Life's Little Mysteries

If the brain doesn't feel pain, why do headaches hurt?

Young african american man, sitting on the sofa at home, having a fever and headache and touching his forehead to check his temperature.
Why do our heads ache? (Image credit: valentinrussanov via Getty Images)

Headaches are extremely common and they can take many forms, ranging from mild to debilitating and lasting minutes to days. When your cranium is in pain, it's easy to think your brain tissue itself must be hurting. But that's not likely. 

Ironically, the brain senses pain throughout the body, but doesn't actually have its own pain receptors. So why, then, do headaches hurt?

Headaches can stem from an underlying medical condition, for instance, swollen sinuses, low blood sugar or a head injury. But broadly speaking, most headaches arise due to "referred pain," meaning you feel the pain in a different place than where it's actually occurring, Dr. Charles Clarke,  a neurologist and headache specialist at Vanderbilt Health in Tennessee, told Live Science. It's similar to how a herniated disk in your back can cause sciatica, a pain down your leg.

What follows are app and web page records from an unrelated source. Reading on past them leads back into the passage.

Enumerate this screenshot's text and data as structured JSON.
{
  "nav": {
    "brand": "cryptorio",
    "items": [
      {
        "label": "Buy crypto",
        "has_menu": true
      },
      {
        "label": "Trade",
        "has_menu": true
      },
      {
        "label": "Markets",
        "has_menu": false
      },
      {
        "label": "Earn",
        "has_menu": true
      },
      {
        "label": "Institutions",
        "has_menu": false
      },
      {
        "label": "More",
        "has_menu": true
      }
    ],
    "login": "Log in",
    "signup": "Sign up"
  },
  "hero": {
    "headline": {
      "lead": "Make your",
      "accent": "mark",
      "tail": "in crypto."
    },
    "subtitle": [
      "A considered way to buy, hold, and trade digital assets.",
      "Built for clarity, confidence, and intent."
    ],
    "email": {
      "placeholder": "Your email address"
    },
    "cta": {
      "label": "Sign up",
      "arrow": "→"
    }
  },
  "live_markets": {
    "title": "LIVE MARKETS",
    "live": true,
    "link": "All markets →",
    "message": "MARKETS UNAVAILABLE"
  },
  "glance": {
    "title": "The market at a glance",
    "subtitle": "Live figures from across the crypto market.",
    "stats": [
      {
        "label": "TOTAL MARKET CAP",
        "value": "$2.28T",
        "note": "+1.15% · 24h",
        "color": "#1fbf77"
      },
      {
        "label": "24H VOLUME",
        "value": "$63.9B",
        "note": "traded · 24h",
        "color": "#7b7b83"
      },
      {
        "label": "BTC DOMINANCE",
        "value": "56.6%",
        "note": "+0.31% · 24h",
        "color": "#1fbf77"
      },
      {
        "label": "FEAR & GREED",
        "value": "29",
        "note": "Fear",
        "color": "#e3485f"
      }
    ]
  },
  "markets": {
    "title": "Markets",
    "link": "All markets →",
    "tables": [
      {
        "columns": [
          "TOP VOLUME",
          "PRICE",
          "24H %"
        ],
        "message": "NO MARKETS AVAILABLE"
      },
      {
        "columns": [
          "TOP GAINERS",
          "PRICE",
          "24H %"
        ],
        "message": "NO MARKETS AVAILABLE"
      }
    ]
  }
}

For most headaches, an issue somewhere else in the body — like the jaw, shoulders and neck — causes pain in the muscle and nerves around the brain, he said. 

Related: Why do so many people have back pain?

Take tension headaches, which according to the World Health Organization, are the most common type of recurring headaches. Tension headaches often occur as pain in the muscles across the top of your head or forehead, where a sweatband or a headband would sit, Clarke said. The pain is caused by tightened muscles in the face, neck and scalp and can be stress-related, according to the National Institute of Health (NIH). But the head pain and the tightening of cranial muscles can be secondary to another stress response, like tight shoulders or a clenched jaw, Clarke said. 

According to the NIH, pain-sensing nerves in the muscles and blood vessels around the head, neck and face can be triggered by different processes, such as enlarged blood vessels, stress or muscle tension. Once activated, these nerves send messages to the brain, but it can feel as if the pain is coming from deep within the brain tissue. 

Migraines are another type of headache, although technically, headache is just one symptom of the neurological disorder. Migraine headaches can be felt in a variety of ways and places: deep pain, surface pain; the back, left or right of the head; or behind the eyes. What sets migraines apart, Clarke said, is their severity. 

Migraine pain is more intense than other headaches and can be longer lasting. The disorder is often genetic and can cause additional symptoms, such as nausea. The underlying causes of migraines are not completely understood, but one theory is that the pain is linked to the trigeminal nerve, the sensory nerve for the head and face; and the dura, the brain's protective layer where blood vessels expand and contract.

Pain-sensing nerves send messages to the brain. (Image credit: MR.Cole_Photographer via Getty Images)

One possible explanation for migraine pain is that an electrical event in the brain stimulates the trigeminal nerve pathways and sets off an inflammatory reaction. The inflammation spreads through the dural blood vessels and the trigeminal nerve fibers send signals back to the brain stem. The inflammation then spreads to pain-sensitive meninges — protective tissue around the brain — triggering a headache.

This cascade of inflamed blood vessels and irritated nerves is "a fire that's burning out of control," Clarke said. It's like a feedback loop that becomes more and more irritated, causing the experience of a migraine to build, he said. This is why many migraine treatments work better if deployed earlier. 

While the relationships between pain around the body and head pain are well established, the mechanisms that cause headaches still aren't fully understood, Clarke said. But the good news is that "we are very good at treating these," he said. For instance, lifestyle changes, such as practicing yoga; over the counter medications, such as ibuprofen and aspirin; and prescription medication for more severe headache disorders can go a long way to reduce headache severity and frequency.

"If people need help [with headaches] we can often make them a lot better," Clarke said.

Donavyn Coffey
Live Science Contributor

Donavyn Coffey is a Kentucky-based health and environment journalist reporting on healthcare, food systems and anything you can CRISPR. Her work has appeared in Scientific American, Wired UK, Popular Science and Youth Today, among others. Donavyn was a Fulbright Fellow to Denmark where she studied  molecular nutrition and food policy.  She holds a bachelor's degree in biotechnology from the University of Kentucky and master's degrees in food technology from Aarhus University and journalism from New York University.